The hotel industry continues to remain attractive for developers and investors, despite uncertainties in the following period.
Strongly affected by the coronavirus generated crisis, many hotel operators are counting on reopening during the holiday season to unblock operations and start recovery.
The market could return to an occupancy rate of 50-60% for hotels operated by recognized brands towards the end of the year, in a scenario in which the epidemiological context remains stable or even starts improving, according to Colliers International consultants.
In March, Romanian hotels recorded a 68% decline in the number of tourists
In March, the first official month of pandemic, Romanian hotels recorded a 68% decline in the number of tourists, according to The National Institute of Statistics (INS) data.

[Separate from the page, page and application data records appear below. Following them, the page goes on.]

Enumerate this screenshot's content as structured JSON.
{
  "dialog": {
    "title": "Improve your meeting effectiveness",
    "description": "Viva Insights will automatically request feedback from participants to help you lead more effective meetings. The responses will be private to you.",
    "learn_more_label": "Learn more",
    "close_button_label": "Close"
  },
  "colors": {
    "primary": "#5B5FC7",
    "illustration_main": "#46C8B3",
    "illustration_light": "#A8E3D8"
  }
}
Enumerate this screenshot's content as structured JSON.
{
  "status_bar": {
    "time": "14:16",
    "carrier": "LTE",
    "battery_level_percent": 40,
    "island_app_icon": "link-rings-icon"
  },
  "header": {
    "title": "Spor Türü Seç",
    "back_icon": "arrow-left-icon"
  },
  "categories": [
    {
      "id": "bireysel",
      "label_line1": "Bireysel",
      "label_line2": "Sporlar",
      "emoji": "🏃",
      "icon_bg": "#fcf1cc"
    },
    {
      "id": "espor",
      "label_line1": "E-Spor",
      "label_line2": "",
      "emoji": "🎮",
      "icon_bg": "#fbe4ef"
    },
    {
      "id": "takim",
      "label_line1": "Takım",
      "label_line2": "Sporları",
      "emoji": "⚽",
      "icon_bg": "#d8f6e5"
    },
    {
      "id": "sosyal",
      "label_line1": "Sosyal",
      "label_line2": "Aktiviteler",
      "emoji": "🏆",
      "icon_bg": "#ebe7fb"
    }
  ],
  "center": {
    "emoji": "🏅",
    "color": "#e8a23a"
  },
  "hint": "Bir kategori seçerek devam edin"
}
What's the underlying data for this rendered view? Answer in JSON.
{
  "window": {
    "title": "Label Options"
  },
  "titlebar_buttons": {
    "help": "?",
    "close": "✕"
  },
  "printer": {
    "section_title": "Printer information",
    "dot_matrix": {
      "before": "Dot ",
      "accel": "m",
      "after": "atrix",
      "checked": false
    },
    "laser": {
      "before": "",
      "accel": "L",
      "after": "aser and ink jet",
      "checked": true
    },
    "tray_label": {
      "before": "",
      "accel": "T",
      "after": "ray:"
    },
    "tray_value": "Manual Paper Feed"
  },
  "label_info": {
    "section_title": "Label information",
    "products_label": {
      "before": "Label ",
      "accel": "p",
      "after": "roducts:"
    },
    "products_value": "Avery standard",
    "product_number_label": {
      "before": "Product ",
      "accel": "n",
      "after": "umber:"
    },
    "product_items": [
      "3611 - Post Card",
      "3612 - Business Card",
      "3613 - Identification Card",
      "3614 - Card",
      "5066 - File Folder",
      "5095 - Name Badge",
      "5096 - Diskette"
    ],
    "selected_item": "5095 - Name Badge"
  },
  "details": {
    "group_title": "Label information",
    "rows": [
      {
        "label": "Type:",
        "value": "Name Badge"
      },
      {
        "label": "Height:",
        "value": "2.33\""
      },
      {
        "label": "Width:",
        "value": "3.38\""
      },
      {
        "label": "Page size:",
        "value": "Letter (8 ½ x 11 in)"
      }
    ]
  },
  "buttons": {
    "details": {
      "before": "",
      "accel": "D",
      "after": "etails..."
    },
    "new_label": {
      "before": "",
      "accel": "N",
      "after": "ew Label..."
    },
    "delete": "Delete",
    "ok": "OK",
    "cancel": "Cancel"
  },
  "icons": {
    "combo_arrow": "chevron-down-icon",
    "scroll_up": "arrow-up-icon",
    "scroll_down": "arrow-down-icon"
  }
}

In Bucharest, the occupancy rate was only 15% in March and April, and most hotels closed their doors to economically cope with the significant decrease in turnover.
The decline is higher compared to other parts of the world, considering that in Europe the number of tourists decreased by only 19% and worldwide the decrease was 57%, according to The World Tourism Organization.
The average occupancy rate in Bucharest could reach 40-45% at the end of this year and the disposable income of hotels in the Capital could register the same level as before the pandemic, of about 87 euros, in a year or even a year and a half from the time the pandemic was declared.
Tourists will migrate from small local hotels to hotels operated by renowned brands
Almost 50% of the total number of rooms in the Capital are operated by international brands or by well-represented local brands and enjoy a much higher degree of trust than locally operated hotels with lower recognition.
Therefore, it is possible that, as a first trend, there will be a move from local accommodation to hotels operated by well-known brands, even if the price paid will be higher.
Romania does not have a very high economic risk due to the slowdown in the tourism sector, as tourism represents only 3% of the Gross Domestic Product (GDP), compared to Spain (12%), for example, or Hungary, where this percentage reaches 7%.
Thus, Colliers International consultants expect tourism to be supported to a greater extent by other economic sectors, which will recover faster, such as the services sector or transport and logistics.
Developing hotel sites continued their activity
In fact, funds allocated worldwide for the recovery of the economy will have direct consequences for the return of the hospitality industry.
At local level, a package of specific measures for this industry has not yet been announced, which makes it difficult to implement a business plan for the reopening of hotels, but measures such as exemption from local taxes or the payment of income tax for a certain period aid for the payment of employees’ salaries or the implementation of security measures could help operators get through this difficult period.